### Exercise instructions:
A word-for-word copy of the entries, with the images left out, is what you should write.

++++++++++

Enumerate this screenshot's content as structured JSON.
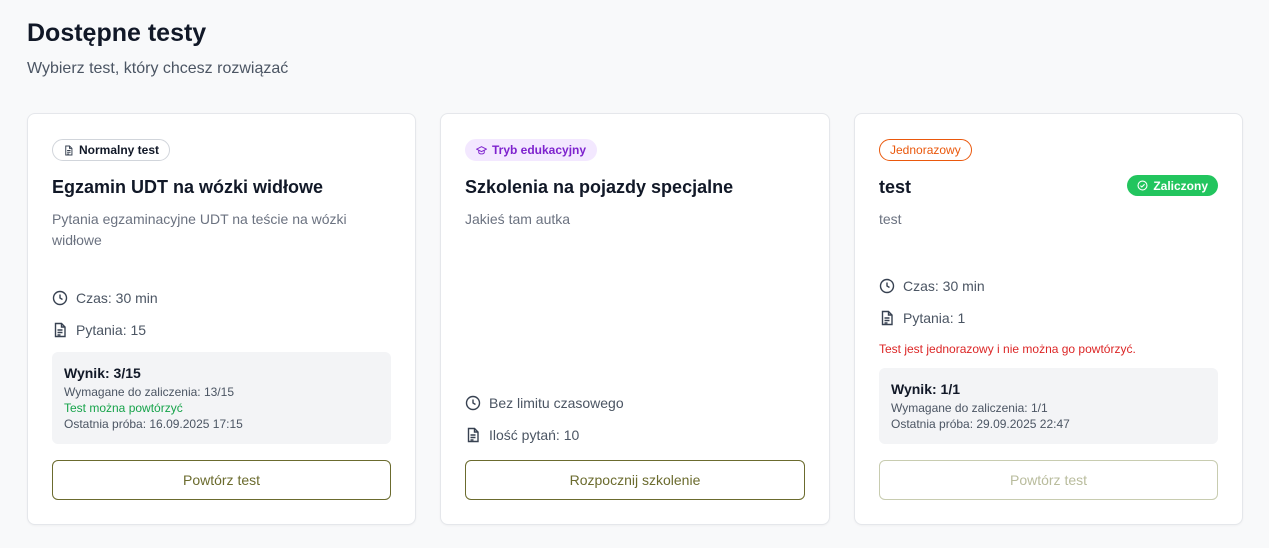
{
  "header": {
    "title": "Dostępne testy",
    "subtitle": "Wybierz test, który chcesz rozwiązać"
  },
  "colors": {
    "accent": "#6b6b2e",
    "success": "#22c55e",
    "danger": "#dc2626",
    "edu_badge": "#7e22ce",
    "once_badge": "#ea580c"
  },
  "cards": [
    {
      "badge": "Normalny test",
      "badge_icon": "document-icon",
      "title": "Egzamin UDT na wózki widłowe",
      "description": "Pytania egzaminacyjne UDT na teście na wózki widłowe",
      "time": "Czas: 30 min",
      "questions": "Pytania: 15",
      "result": {
        "score": "Wynik: 3/15",
        "required": "Wymagane do zaliczenia: 13/15",
        "retake": "Test można powtórzyć",
        "last_attempt": "Ostatnia próba: 16.09.2025 17:15"
      },
      "button": "Powtórz test"
    },
    {
      "badge": "Tryb edukacyjny",
      "badge_icon": "graduation-cap-icon",
      "title": "Szkolenia na pojazdy specjalne",
      "description": "Jakieś tam autka",
      "time": "Bez limitu czasowego",
      "questions": "Ilość pytań: 10",
      "button": "Rozpocznij szkolenie"
    },
    {
      "badge": "Jednorazowy",
      "status": "Zaliczony",
      "status_icon": "check-circle-icon",
      "title": "test",
      "description": "test",
      "time": "Czas: 30 min",
      "questions": "Pytania: 1",
      "warning": "Test jest jednorazowy i nie można go powtórzyć.",
      "result": {
        "score": "Wynik: 1/1",
        "required": "Wymagane do zaliczenia: 1/1",
        "last_attempt": "Ostatnia próba: 29.09.2025 22:47"
      },
      "button": "Powtórz test",
      "button_disabled": true
    }
  ]
}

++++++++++

### Response box:
Enumerate this screenshot's content as structured JSON.
{
  "header": {
    "title": "Dostępne testy",
    "subtitle": "Wybierz test, który chcesz rozwiązać"
  },
  "colors": {
    "accent": "#6b6b2e",
    "success": "#22c55e",
    "danger": "#dc2626",
    "edu_badge": "#7e22ce",
    "once_badge": "#ea580c"
  },
  "cards": [
    {
      "badge": "Normalny test",
      "badge_icon": "document-icon",
      "title": "Egzamin UDT na wózki widłowe",
      "description": "Pytania egzaminacyjne UDT na teście na wózki widłowe",
      "time": "Czas: 30 min",
      "questions": "Pytania: 15",
      "result": {
        "score": "Wynik: 3/15",
        "required": "Wymagane do zaliczenia: 13/15",
        "retake": "Test można powtórzyć",
        "last_attempt": "Ostatnia próba: 16.09.2025 17:15"
      },
      "button": "Powtórz test"
    },
    {
      "badge": "Tryb edukacyjny",
      "badge_icon": "graduation-cap-icon",
      "title": "Szkolenia na pojazdy specjalne",
      "description": "Jakieś tam autka",
      "time": "Bez limitu czasowego",
      "questions": "Ilość pytań: 10",
      "button": "Rozpocznij szkolenie"
    },
    {
      "badge": "Jednorazowy",
      "status": "Zaliczony",
      "status_icon": "check-circle-icon",
      "title": "test",
      "description": "test",
      "time": "Czas: 30 min",
      "questions": "Pytania: 1",
      "warning": "Test jest jednorazowy i nie można go powtórzyć.",
      "result": {
        "score": "Wynik: 1/1",
        "required": "Wymagane do zaliczenia: 1/1",
        "last_attempt": "Ostatnia próba: 29.09.2025 22:47"
      },
      "button": "Powtórz test",
      "button_disabled": true
    }
  ]
}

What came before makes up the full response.